NTIS  PB81-212136 Most EPA libraries have a fiche copy filed under the call number shown. Check with individual libraries about paper copy. NTIS 06/23/1988
Collation 9p
Abstract

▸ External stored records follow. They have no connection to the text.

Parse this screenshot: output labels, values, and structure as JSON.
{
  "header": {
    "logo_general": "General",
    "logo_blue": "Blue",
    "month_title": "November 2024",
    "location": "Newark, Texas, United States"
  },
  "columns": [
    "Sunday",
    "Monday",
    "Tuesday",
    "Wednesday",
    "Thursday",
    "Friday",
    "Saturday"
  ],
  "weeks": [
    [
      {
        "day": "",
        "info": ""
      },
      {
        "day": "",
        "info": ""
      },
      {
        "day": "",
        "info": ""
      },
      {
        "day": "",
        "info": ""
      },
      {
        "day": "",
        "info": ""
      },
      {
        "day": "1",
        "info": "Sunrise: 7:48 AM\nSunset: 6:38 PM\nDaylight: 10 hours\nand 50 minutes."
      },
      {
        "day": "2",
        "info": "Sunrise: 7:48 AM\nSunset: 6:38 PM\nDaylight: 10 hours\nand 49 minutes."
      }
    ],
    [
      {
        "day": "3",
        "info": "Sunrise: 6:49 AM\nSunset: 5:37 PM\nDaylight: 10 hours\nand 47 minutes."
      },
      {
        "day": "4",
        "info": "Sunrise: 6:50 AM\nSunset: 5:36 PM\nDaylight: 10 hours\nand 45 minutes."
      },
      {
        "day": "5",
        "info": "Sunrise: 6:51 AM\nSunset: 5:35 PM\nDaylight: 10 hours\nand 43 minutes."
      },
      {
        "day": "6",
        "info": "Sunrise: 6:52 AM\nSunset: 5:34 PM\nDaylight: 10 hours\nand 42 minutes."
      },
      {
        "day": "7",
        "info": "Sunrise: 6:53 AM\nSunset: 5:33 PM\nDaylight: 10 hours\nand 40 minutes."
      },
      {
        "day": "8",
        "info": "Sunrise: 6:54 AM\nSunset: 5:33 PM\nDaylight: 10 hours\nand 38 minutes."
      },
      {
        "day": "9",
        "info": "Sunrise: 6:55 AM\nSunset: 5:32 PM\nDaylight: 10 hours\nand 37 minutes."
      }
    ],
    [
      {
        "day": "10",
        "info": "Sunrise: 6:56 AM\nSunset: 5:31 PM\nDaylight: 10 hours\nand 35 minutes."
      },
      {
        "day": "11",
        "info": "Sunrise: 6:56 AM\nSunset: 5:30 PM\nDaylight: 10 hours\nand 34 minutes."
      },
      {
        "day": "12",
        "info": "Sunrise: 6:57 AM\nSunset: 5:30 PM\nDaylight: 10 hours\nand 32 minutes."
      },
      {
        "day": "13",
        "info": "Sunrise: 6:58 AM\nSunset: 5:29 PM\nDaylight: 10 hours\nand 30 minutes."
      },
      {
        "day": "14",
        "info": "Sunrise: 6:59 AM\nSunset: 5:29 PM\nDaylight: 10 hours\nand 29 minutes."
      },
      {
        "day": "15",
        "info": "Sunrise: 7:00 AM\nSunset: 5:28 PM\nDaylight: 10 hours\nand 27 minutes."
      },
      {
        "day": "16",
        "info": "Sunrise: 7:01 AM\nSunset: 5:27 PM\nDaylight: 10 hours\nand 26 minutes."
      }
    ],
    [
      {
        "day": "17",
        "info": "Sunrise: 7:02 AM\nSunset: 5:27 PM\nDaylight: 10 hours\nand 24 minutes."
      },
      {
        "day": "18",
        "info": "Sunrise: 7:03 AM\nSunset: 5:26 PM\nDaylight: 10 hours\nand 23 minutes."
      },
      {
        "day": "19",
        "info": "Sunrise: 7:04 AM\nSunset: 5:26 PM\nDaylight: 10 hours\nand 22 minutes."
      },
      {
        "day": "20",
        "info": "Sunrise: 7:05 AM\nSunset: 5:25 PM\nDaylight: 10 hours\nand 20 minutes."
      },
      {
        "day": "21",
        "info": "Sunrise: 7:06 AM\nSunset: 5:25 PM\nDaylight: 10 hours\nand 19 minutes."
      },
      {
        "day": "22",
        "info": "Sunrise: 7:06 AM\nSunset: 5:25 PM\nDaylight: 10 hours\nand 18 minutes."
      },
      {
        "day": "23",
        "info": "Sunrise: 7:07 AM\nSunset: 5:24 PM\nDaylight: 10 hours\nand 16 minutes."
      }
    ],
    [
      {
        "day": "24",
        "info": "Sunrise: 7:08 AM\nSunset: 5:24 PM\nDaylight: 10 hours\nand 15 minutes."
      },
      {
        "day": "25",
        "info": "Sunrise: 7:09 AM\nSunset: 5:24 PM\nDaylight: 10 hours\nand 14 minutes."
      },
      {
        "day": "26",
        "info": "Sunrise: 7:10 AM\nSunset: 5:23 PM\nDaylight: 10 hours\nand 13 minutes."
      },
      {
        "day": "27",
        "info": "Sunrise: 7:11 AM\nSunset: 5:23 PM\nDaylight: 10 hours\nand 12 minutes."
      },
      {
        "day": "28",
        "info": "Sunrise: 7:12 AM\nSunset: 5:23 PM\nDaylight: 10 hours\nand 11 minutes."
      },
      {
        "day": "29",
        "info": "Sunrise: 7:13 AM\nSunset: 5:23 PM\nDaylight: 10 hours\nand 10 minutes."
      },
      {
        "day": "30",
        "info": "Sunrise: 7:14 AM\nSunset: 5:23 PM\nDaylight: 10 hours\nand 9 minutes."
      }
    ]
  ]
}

The causes of death among anesthesiologists from 1930 through 1946 were determined and compared to the causes of death for contemporaneous physicians as well as anesthesiologists in later eras. Names of US white male anesthesiologists listed in the annual Directories of Anesthetists compiled by the International Anesthesia Research Society were searched for in the death files of the American Medical Association. Among those listed in the Directories 274 deaths were located. Causes were ascertained for 269 deaths and 259 causes were verified from death certificates. The leading causes of death of anesthesiologists and other physicians of the same era were cardiovascularrenal diseases and malignant neoplasms. The death rate from all causes was lower among anesthesiologists than among contemporaneous white men and other physicians. Death rates among anesthesiologists from 1930-1946 were similar to those among anesthesiologists in 1947-1956, but greater than those for 1957-1971. Among deaths from malignant neoplasms, those of the digestive organs were the most frequent and those of the respiratory tract the least. Anesthesiologists practicing in the earlier part of this century had lower death rates and they were less likely to die of malignant neoplasms than contemporaneous white men. The death rates for these anesthesiologists were similar to those for anesthesiologists during 1947-1956, but greater than rates observed for anesthesiologists during 1957-1971. This suggests that exposure to the fluorinated anesthetic agents introduced in the mid-1950s may not be an important health hazard.